Outlook 2007 Slow To Open Messages With Attachments

I recently had to reload my Vista machine and this weekend I installed SP1 for Office 2007. This week I've noticed that Outlook 2007 was very slow to open messages that had attachments. After much digging on the Internet, I finally saw a comment from someone that mentioned turning off Attachment Preview to speed up Outlook. So, I went to

Tools -> Trust Center -> Attachment Handling

and turned off attachment preview. This solved my problem!

Thank you Lazy Web!

Updated 04/24/2008 2:26PM: WRONG!!! Turns out the problem was Symantec Antivirus. Don't know how to fix it, so for now I've disabled the email scanning. :-( Not happy.


Django on Windows

I've been considering options for playing around with mashups. There's alot of options. However, since I'm back in the Python mindset (see earlier post), I'm going with Django. Further, to make this quick to hack on, I'm going for Django on Windows.

This article talks about "Installing Django on Windows in less than 5 minutes". It's great, and I love it. Thank you!!!!

Programming Collective Intelligence

I've started reading Programming Collective Intelligence, and I'm really enjoying it. It's a really well written book that gives you a good introduction to the emerging field of Collective Intelligence. Segaran does a great job of taking the theory and mathematics and applying them in practical ways to real world problems.

The examples in the book are written in Python. I'd love to have the time to play with rebuilding them in Smalltalk or Common Lisp. However, I barely have time to even read the book. So, it's back to Python for me for a while. (Just between you and me, it's making me giddy to get back to Python, Emacs, and the down and dirty hacking that I used to love.)

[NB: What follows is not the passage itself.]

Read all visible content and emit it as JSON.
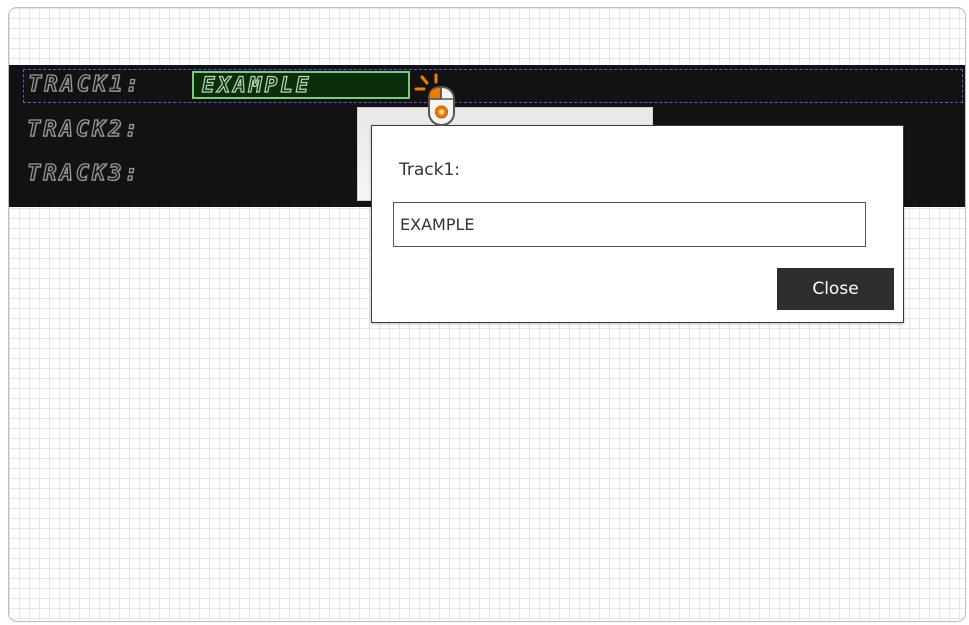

So, if you're interested in Web 2.0, the modern application of Artificial Intelligence techniques, or doing really cool things with Python then you should grab a copy of this book.